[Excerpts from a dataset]
____________

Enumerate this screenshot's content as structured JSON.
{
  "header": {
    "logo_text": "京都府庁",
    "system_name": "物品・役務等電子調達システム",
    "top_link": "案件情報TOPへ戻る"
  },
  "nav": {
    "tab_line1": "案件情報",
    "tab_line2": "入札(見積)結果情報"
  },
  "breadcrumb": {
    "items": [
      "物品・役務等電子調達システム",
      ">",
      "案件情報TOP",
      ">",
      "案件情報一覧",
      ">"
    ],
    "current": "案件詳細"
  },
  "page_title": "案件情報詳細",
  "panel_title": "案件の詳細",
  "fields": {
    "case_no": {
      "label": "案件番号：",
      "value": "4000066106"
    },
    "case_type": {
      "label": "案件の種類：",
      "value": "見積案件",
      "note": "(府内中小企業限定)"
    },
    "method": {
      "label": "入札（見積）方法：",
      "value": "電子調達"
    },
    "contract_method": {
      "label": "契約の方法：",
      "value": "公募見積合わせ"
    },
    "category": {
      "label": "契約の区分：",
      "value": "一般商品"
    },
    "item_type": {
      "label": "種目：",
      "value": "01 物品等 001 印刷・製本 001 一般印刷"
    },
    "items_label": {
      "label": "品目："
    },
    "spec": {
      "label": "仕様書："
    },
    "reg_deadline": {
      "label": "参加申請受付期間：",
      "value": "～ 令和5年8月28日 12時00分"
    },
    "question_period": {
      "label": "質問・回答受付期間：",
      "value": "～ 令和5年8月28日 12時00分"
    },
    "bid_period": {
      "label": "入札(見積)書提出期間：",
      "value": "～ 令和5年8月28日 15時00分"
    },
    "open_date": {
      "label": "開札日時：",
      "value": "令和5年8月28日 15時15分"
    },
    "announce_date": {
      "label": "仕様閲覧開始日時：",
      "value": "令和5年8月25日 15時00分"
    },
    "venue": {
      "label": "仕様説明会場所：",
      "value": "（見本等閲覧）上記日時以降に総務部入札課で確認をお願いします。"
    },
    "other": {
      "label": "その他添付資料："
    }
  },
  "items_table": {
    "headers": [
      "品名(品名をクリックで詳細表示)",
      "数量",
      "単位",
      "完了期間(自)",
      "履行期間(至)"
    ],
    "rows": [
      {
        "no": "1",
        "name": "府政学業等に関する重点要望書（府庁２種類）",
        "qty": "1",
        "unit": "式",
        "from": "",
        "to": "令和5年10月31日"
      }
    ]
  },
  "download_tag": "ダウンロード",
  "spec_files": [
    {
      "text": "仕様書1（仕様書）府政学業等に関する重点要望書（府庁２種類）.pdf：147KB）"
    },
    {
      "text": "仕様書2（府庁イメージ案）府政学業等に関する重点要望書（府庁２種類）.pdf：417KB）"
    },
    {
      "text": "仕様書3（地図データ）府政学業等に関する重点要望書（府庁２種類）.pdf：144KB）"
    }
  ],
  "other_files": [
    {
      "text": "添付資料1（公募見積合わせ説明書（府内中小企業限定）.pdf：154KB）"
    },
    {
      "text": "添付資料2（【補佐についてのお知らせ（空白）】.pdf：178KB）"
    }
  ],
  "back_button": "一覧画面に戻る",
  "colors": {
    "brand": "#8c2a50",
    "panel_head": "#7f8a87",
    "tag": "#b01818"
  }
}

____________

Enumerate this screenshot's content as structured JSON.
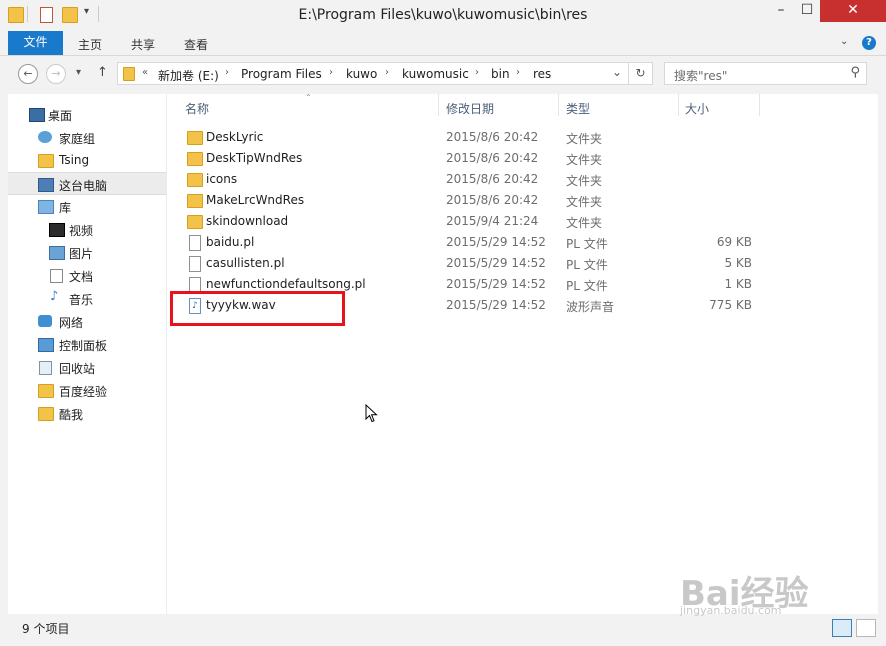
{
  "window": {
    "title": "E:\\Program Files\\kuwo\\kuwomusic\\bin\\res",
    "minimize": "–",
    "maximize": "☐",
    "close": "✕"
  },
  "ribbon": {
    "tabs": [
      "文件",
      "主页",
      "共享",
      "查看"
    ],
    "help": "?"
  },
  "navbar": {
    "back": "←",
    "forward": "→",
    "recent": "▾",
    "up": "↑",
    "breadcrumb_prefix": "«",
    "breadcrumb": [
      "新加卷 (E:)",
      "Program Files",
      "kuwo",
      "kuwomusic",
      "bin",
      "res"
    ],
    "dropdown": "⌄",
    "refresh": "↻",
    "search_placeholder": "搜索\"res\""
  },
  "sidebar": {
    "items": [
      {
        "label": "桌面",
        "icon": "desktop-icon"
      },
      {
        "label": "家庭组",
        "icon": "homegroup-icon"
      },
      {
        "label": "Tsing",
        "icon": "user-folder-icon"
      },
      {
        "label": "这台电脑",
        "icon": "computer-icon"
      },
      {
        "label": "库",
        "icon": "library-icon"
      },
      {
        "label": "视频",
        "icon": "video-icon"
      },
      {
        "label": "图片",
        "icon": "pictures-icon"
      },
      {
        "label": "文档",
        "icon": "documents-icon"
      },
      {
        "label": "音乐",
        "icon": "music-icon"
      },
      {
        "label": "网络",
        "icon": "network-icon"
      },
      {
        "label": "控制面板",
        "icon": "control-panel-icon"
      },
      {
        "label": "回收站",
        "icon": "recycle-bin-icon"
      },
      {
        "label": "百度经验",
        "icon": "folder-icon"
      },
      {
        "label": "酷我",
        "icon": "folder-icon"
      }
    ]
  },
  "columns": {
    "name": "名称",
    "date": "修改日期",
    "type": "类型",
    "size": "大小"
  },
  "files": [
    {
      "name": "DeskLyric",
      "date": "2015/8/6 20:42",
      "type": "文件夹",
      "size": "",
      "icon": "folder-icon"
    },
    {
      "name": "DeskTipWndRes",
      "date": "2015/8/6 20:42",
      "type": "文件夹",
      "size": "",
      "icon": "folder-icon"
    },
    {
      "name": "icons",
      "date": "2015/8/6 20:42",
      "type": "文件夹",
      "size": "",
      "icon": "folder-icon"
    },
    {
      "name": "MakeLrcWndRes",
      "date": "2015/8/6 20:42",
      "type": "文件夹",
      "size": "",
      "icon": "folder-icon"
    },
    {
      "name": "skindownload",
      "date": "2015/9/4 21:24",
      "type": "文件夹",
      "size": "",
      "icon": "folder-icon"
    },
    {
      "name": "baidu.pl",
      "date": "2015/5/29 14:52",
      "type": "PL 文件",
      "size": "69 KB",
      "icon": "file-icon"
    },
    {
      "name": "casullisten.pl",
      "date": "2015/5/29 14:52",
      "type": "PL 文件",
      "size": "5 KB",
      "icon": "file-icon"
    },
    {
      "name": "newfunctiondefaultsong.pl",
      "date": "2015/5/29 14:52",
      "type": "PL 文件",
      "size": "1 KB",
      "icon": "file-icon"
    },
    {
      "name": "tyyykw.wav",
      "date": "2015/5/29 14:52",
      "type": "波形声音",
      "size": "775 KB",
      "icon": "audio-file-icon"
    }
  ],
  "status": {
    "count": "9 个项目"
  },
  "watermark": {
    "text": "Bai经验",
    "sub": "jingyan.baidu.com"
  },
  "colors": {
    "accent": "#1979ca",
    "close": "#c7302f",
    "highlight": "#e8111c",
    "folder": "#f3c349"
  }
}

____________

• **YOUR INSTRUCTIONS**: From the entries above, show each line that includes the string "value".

• **ANSWER FOR THE TASK**:
      "value": "4000066106"
      "value": "見積案件",
      "value": "電子調達"
      "value": "公募見積合わせ"
      "value": "一般商品"
      "value": "01 物品等 001 印刷・製本 001 一般印刷"
      "value": "～ 令和5年8月28日 12時00分"
      "value": "～ 令和5年8月28日 12時00分"
      "value": "～ 令和5年8月28日 15時00分"
      "value": "令和5年8月28日 15時15分"
      "value": "令和5年8月25日 15時00分"
      "value": "（見本等閲覧）上記日時以降に総務部入札課で確認をお願いします。"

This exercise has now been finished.